A Team of Real Estate Agents Is Showing Off Listings One Snap at a Time

Snaplistings provides real-time results from potential clients

Headshot of Sami Main

There's a new way to find an apartment in New York, and no, it doesn't involve Craigslist.

Snaplistings is a new Snapchat account, launched in October, that showcases real estate agents with big personalities and their apartment listings.

Created by 20-somethings Dolly Meckler and Michael Hoffman, who have day jobs in social strategy for a top TV network, the account has brought real results to agents around the city.

"I was at a friend of a friend's apartment on St. Marks, and it was amazing," said Meckler. "Huge kitchen and patio, totally refurbished. It looked like it belongs in the suburbs, I swear. I started giving a clip style tour on my personal Snapchat account and had tons of people DMing me asking where it was, who's the broker, all this stuff."

"I thought, 'why is no one actually doing this?' so I decided to do it, and asked Michael if he wanted to be a part of it," she said.

"We love to think outside the box and go beyond our actual jobs," said Hoffman. "We love having exciting side hustles, but we made sure to do our research for this project."

Through the power of word of mouth and asking their friends if they knew any real estate agents, the pair essentially held castings to fill the account with bold personalities who also knew their stuff.

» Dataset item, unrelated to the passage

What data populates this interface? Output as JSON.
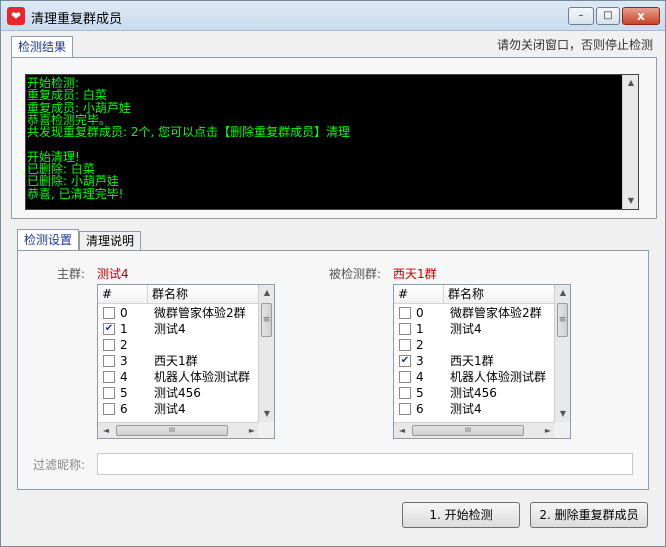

"This type of account is perfect, because real estate deals are happening now, not tomorrow," said Hoffman. "No one has time anymore to go out and find an apartment themselves, especially here in New York."

The agents have seen results from the account, through followers reaching out in DMs and then following through with emailing the agents themselves.

"I receive direct requests from real renters wanting to see the apartments I'm showing on Snaplistings," said Kelsey Martin, an agent who works with Douglas Elliman Real Estate on the Katzen Team.

"Although my forte has been mostly sales, I absolutely will work with a $3,500 renter," she said. "If you don't work, you don't eat. And my favorite thing to make for dinner is a reservation."

While the agents are out and about in the city, Hoffman and Meckler are providing real-time feedback on anything from where to go next or if the agent needs to present more of a balance between his or her personality and expertise.

"We're really the producers, and sometimes directors, of the account," said Hoffman.

The properties highlighted on Snaplistings have varied, and that's due to wanting to test what resonates with their audience.

"We tried to see if people would use it as a tool to find somewhere more affordable to live, or if it was going to be more of an entertainment account," said Meckler. "When we tested affordable listings, that's when it really took off. That's who the audience is."

"No deal is too small," said Martin.

Adam Werner is another agent on the account, of which there have been about 10 so far, and he works with the Corcoran Group. He's "one of the OGs," so he's been around since the start of Snaplistings back in October.

"I'm on the account every Monday, and I've never missed a Monday since I started," he said. "Now I know to black out Mondays for Snapchat, and then half of my Tuesday to follow up on emails that came in from the day before."

Currently, he has nine rental leads, which is a wildly enormous result from a platform like Snapchat.

The rest of his office is excited by his use of social media because you either "have a lead or you don't," according to Werner, so it doesn't matter where you got it from.

"Real estate voyeurism has been around since the dawn of time," he said. "The New York Times real estate section has shown us these grand old estates for centuries. Only now, it's in your hand or in your pocket."

Werner considers Hoffman and Meckler his "fairy godparents" and always runs any new ideas by them first before trying them out on the account. He was already using his own social media accounts to drum up business, which is why one of his friends recommended him to the Snaplistings team when they were first "casting" for the account.

Recently, and for the first time, the account posted a call to action, asking followers to email the team (at snaplistings@gmail.com) if they know anyone who's an agent that would be interested.

The plan for 2017 is to "transport" the account across the country, (it's active in California on Tuesday,) and eventually around the world.

"We can't wait to see the insight into how real estate marketing differs in other countries," said Hoffman.

"We love new media, and entertainment, and we're social media lovers," said Meckler. "So we're excited to see how big this account can get, especially as Snapchat grows, too, and other demographics start using it."

"If you want your product to have entertainment and purpose," suggested Werner, "then you have to be authentic. If you're real with the people in your life, on any level, then they'll be real with you."

@samimain sami.main@adweek.com Sami Main is social editor for Adweek, where she posts Adweek content onto social platforms and looks for creative ways to communicate what's new.